> [EXERCISE GOAL] Write the records out exactly as shown. No pictures.

%%

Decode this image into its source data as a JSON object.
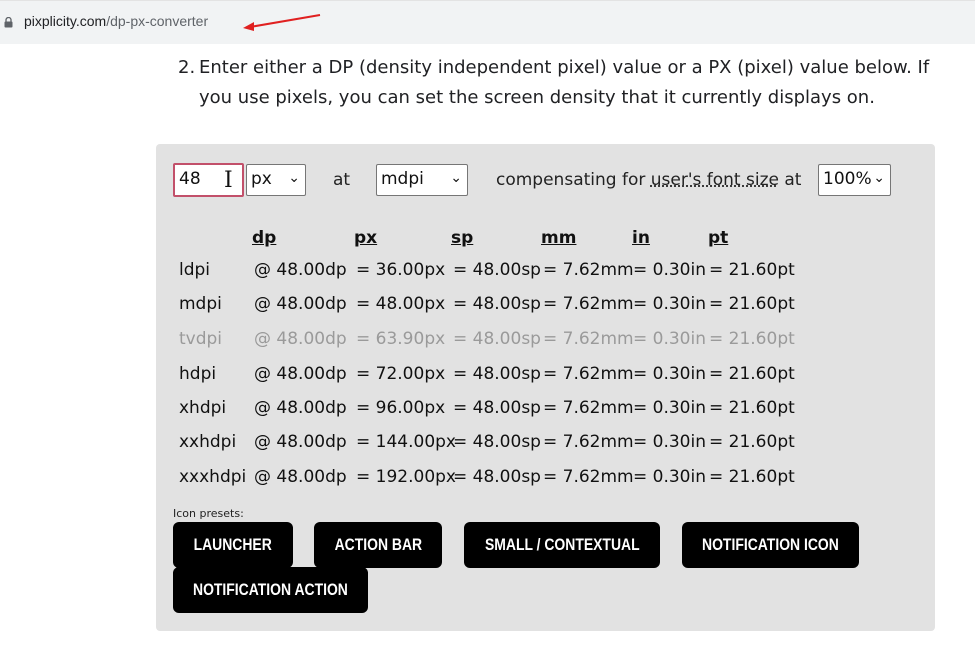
{
  "browser": {
    "url_host": "pixplicity.com",
    "url_path": "/dp-px-converter"
  },
  "instruction": {
    "number": "2.",
    "text": "Enter either a DP (density independent pixel) value or a PX (pixel) value below. If you use pixels, you can set the screen density that it currently displays on."
  },
  "converter": {
    "input_value": "48",
    "unit_select": "px",
    "at_label": "at",
    "density_select": "mdpi",
    "compensating_label": "compensating for",
    "font_size_link": "user's font size",
    "at_label_2": "at",
    "font_scale_select": "100%",
    "headers": [
      "dp",
      "px",
      "sp",
      "mm",
      "in",
      "pt"
    ],
    "rows": [
      {
        "density": "ldpi",
        "dp": "@ 48.00dp",
        "px": "= 36.00px",
        "sp": "= 48.00sp",
        "mm": "= 7.62mm",
        "in": "= 0.30in",
        "pt": "= 21.60pt",
        "dim": false
      },
      {
        "density": "mdpi",
        "dp": "@ 48.00dp",
        "px": "= 48.00px",
        "sp": "= 48.00sp",
        "mm": "= 7.62mm",
        "in": "= 0.30in",
        "pt": "= 21.60pt",
        "dim": false
      },
      {
        "density": "tvdpi",
        "dp": "@ 48.00dp",
        "px": "= 63.90px",
        "sp": "= 48.00sp",
        "mm": "= 7.62mm",
        "in": "= 0.30in",
        "pt": "= 21.60pt",
        "dim": true
      },
      {
        "density": "hdpi",
        "dp": "@ 48.00dp",
        "px": "= 72.00px",
        "sp": "= 48.00sp",
        "mm": "= 7.62mm",
        "in": "= 0.30in",
        "pt": "= 21.60pt",
        "dim": false
      },
      {
        "density": "xhdpi",
        "dp": "@ 48.00dp",
        "px": "= 96.00px",
        "sp": "= 48.00sp",
        "mm": "= 7.62mm",
        "in": "= 0.30in",
        "pt": "= 21.60pt",
        "dim": false
      },
      {
        "density": "xxhdpi",
        "dp": "@ 48.00dp",
        "px": "= 144.00px",
        "sp": "= 48.00sp",
        "mm": "= 7.62mm",
        "in": "= 0.30in",
        "pt": "= 21.60pt",
        "dim": false
      },
      {
        "density": "xxxhdpi",
        "dp": "@ 48.00dp",
        "px": "= 192.00px",
        "sp": "= 48.00sp",
        "mm": "= 7.62mm",
        "in": "= 0.30in",
        "pt": "= 21.60pt",
        "dim": false
      }
    ],
    "presets_label": "Icon presets:",
    "presets": [
      "LAUNCHER",
      "ACTION BAR",
      "SMALL / CONTEXTUAL",
      "NOTIFICATION ICON",
      "NOTIFICATION ACTION"
    ]
  },
  "colors": {
    "annotation_arrow": "#e02020",
    "panel_bg": "#e2e2e2",
    "input_border": "#c2506a",
    "dim_text": "#9a9a9a"
  },
  "icons": {
    "lock": "lock-icon",
    "cursor": "text-cursor-icon",
    "dropdown": "chevron-down-icon"
  }
}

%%

> [ANSWER TO THIS EXERCISE]
Decode this image into its source data as a JSON object.
{
  "browser": {
    "url_host": "pixplicity.com",
    "url_path": "/dp-px-converter"
  },
  "instruction": {
    "number": "2.",
    "text": "Enter either a DP (density independent pixel) value or a PX (pixel) value below. If you use pixels, you can set the screen density that it currently displays on."
  },
  "converter": {
    "input_value": "48",
    "unit_select": "px",
    "at_label": "at",
    "density_select": "mdpi",
    "compensating_label": "compensating for",
    "font_size_link": "user's font size",
    "at_label_2": "at",
    "font_scale_select": "100%",
    "headers": [
      "dp",
      "px",
      "sp",
      "mm",
      "in",
      "pt"
    ],
    "rows": [
      {
        "density": "ldpi",
        "dp": "@ 48.00dp",
        "px": "= 36.00px",
        "sp": "= 48.00sp",
        "mm": "= 7.62mm",
        "in": "= 0.30in",
        "pt": "= 21.60pt",
        "dim": false
      },
      {
        "density": "mdpi",
        "dp": "@ 48.00dp",
        "px": "= 48.00px",
        "sp": "= 48.00sp",
        "mm": "= 7.62mm",
        "in": "= 0.30in",
        "pt": "= 21.60pt",
        "dim": false
      },
      {
        "density": "tvdpi",
        "dp": "@ 48.00dp",
        "px": "= 63.90px",
        "sp": "= 48.00sp",
        "mm": "= 7.62mm",
        "in": "= 0.30in",
        "pt": "= 21.60pt",
        "dim": true
      },
      {
        "density": "hdpi",
        "dp": "@ 48.00dp",
        "px": "= 72.00px",
        "sp": "= 48.00sp",
        "mm": "= 7.62mm",
        "in": "= 0.30in",
        "pt": "= 21.60pt",
        "dim": false
      },
      {
        "density": "xhdpi",
        "dp": "@ 48.00dp",
        "px": "= 96.00px",
        "sp": "= 48.00sp",
        "mm": "= 7.62mm",
        "in": "= 0.30in",
        "pt": "= 21.60pt",
        "dim": false
      },
      {
        "density": "xxhdpi",
        "dp": "@ 48.00dp",
        "px": "= 144.00px",
        "sp": "= 48.00sp",
        "mm": "= 7.62mm",
        "in": "= 0.30in",
        "pt": "= 21.60pt",
        "dim": false
      },
      {
        "density": "xxxhdpi",
        "dp": "@ 48.00dp",
        "px": "= 192.00px",
        "sp": "= 48.00sp",
        "mm": "= 7.62mm",
        "in": "= 0.30in",
        "pt": "= 21.60pt",
        "dim": false
      }
    ],
    "presets_label": "Icon presets:",
    "presets": [
      "LAUNCHER",
      "ACTION BAR",
      "SMALL / CONTEXTUAL",
      "NOTIFICATION ICON",
      "NOTIFICATION ACTION"
    ]
  },
  "colors": {
    "annotation_arrow": "#e02020",
    "panel_bg": "#e2e2e2",
    "input_border": "#c2506a",
    "dim_text": "#9a9a9a"
  },
  "icons": {
    "lock": "lock-icon",
    "cursor": "text-cursor-icon",
    "dropdown": "chevron-down-icon"
  }
}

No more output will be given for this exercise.